A UNITED NATIONS HUMAN rights committee criticized China for what it said were "credible reports" that 1 million ethnic Uighurs were being effectively imprisoned and their Xinjiang region home had been turned into "something that resembles a massive internment camp."
The U.N. Committee on the Elimination of Racial Discrimination on Friday accused China of conducting widespread "re-education" of Uighurs, a Muslim ethnic minority in the western part of the country, in the name of anti-terrorism measures against a separatist movement.
"We are deeply concerned at the many numerous and credible reports that we have received that in the name of combating religious extremism and maintaining social stability (China) has changed the Uighur autonomous region into something that resembles a massive internship camp that is shrouded in secrecy, a sort of 'no rights zone,'" Gay McDougall, a member of the panel, was quoted by Reuters as saying at the start of a two-day meeting on China.
Hundreds of thousands are being held in internment camps, McDougall said, while others are being detained at counter-extremism centers.
"All of these detainees have had their due process rights violated," she said. "Most have never been charged with an offense, tried in a court of law or afforded an opportunity to challenge the illegality of their detention. Many just disappear. Their relatives never know what happened to them."
Amnesty International and other human rights groups have alleged that the ruling Chinese have increasingly cracked down on the region since 2017, forcing the population to swear loyalty to Chinese President Xi Jinping and to the Communist Party, keeping them in poor living conditions and subjecting them to torture.The Chinese did not immediately respond to the allegations on Friday, some of the strongest so far against Beijing's treatment of the group, but Beijing has previously denied the existence of such camps.

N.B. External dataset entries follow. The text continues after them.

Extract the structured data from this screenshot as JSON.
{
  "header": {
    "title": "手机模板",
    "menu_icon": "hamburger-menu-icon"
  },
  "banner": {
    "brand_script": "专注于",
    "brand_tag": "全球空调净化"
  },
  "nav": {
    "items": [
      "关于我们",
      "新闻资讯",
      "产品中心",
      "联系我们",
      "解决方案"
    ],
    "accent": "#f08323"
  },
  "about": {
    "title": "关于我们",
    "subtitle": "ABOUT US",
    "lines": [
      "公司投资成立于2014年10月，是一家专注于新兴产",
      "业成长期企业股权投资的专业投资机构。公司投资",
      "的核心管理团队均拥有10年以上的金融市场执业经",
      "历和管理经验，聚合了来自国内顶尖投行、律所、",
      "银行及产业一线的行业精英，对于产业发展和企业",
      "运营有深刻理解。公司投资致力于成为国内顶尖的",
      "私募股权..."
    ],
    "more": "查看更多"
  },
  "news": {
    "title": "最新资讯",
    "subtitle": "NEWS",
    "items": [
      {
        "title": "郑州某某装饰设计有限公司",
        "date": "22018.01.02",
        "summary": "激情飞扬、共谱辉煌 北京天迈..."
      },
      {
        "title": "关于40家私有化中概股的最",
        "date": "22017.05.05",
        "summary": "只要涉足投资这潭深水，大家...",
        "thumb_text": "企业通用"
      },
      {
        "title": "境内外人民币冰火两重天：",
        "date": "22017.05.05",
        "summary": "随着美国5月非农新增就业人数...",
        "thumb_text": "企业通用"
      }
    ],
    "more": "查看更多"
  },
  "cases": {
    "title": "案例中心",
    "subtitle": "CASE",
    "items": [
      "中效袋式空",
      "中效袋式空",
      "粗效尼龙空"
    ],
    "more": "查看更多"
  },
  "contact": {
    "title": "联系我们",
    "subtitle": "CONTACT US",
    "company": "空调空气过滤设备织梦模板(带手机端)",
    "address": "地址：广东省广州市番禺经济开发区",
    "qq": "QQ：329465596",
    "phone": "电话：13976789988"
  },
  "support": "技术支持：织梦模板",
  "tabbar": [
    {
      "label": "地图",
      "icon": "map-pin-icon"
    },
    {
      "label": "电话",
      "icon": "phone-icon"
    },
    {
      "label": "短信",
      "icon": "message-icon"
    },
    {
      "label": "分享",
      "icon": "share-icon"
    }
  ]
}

The Chinese government has touted strong economic growth in the region, which is officially called the Xinjiang Autonomous Region but called East Turkestan by the Uighurs. Between 2008 and 2015, the Chinese said in a report to the U.N. committee, according to The Globe and Mail, the Xinjiang per-capita more than doubled while disposable income increased there faster than anywhere else in China.
"The Chinese Government respects and protects the freedom of religious beliefs as well as the customs of Muslims," the report says.